What's a mockup?

A mockup is a complete design of a product's UI. It's the natural next step in the wireframing process when placeholders are replaced with the actual components they represent. Some teams even refer to mockups as "high-fidelity wireframes."
An example mockup of a mobile food delivery app
Mockups fill in all of the stylistic details of a UI's visual design, like colors, fonts, typography, icons, and images. They also illustrate the information architecture of each screen — how copy is organized, formatted, and presented in a way that guides the user intuitively toward their goals.
Depending on the team and the product, designers may hand off the mockup and associated documentation to the developer to build. When a design is more complex, or if the product is brand new, the designers may opt to turn the mockup into a prototype.

What's a prototype?

A prototype is a mockup with clickable functions that illustrate how the user will move between mockup screens. Prototypes don't use any code — prototyping tools like Figma, Adobe XD, or Axure allow designers to add basic functions like hover states, clickable buttons and menus, and animations that replicate how the UI will respond to the user's actions.
Interactive prototypes allow designers to run usability tests on a product's UI by previewing basic functions like screen transitions and component states. Product managers may also bring in small groups to perform early-stage user testing and gather feedback on their experience navigating the product interface.

Low-fi vs. high-fi prototypes

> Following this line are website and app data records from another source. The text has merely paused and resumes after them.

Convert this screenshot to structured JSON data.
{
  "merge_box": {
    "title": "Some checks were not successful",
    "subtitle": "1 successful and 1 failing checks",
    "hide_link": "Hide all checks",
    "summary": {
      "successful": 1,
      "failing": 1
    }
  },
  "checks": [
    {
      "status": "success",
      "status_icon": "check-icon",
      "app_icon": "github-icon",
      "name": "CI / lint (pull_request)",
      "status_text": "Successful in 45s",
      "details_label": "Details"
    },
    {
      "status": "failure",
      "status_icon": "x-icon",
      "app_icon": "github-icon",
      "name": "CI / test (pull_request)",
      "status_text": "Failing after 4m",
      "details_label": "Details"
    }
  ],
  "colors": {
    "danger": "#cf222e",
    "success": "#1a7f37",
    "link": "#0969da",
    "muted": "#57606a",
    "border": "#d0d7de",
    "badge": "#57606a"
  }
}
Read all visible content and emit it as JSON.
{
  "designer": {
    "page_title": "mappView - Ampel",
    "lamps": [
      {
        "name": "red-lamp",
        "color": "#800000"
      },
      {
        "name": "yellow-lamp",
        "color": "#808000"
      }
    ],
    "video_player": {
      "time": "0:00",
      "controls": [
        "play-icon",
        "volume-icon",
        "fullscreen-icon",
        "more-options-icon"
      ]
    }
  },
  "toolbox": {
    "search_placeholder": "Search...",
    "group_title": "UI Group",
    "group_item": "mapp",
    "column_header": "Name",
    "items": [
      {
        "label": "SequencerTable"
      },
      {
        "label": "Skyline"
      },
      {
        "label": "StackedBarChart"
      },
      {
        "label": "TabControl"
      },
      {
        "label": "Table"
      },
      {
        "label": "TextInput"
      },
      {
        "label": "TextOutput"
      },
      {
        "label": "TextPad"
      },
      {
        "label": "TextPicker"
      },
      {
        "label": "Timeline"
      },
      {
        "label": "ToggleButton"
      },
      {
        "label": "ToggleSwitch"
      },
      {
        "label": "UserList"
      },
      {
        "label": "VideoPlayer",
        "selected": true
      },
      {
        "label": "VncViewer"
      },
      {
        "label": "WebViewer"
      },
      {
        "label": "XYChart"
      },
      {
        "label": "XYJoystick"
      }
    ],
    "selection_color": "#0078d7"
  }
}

In general, when someone refers to a prototype, they're referring to a high-fidelity prototype. High-fidelity prototypes are created from finalized UI mockups.
However, there are some situations where it makes sense to test the product's usability before starting on the UI's visual design. If a product's layout is particularly unique or complex, UX designers may want to preview its basic architecture and navigation and make changes that could impact UI design decisions.
In these cases, designers may create a low-fidelity prototype, which is a clickable version of a digital wireframe. Just like in a wireframe, placeholders represent UI components like buttons and menus. But in a low-fi prototype, those placeholders will also behave like the components they represent — button placeholders will be clickable, menu placeholders will trigger screen transitions, etc. Prototypes may also include actual product copy (as opposed to placeholder text, which is more common in wireframes) so that testers can give feedback on the product's information architecture as well as the overall user experience.
The key to ensuring a smooth product design process is creating rock-solid, high-quality design artifacts that the whole team can use throughout the whole product cycle. It's tricky to strike a balance between creating all of the resources your team needs and managing a project's time and resource constraints. Understanding the differences between wireframes, mockups, and prototypes — and between the high-fi and low-fi iterations of each — can help you find the most efficient, productive way to equip your team, create high-quality products, and hit all of your deadlines.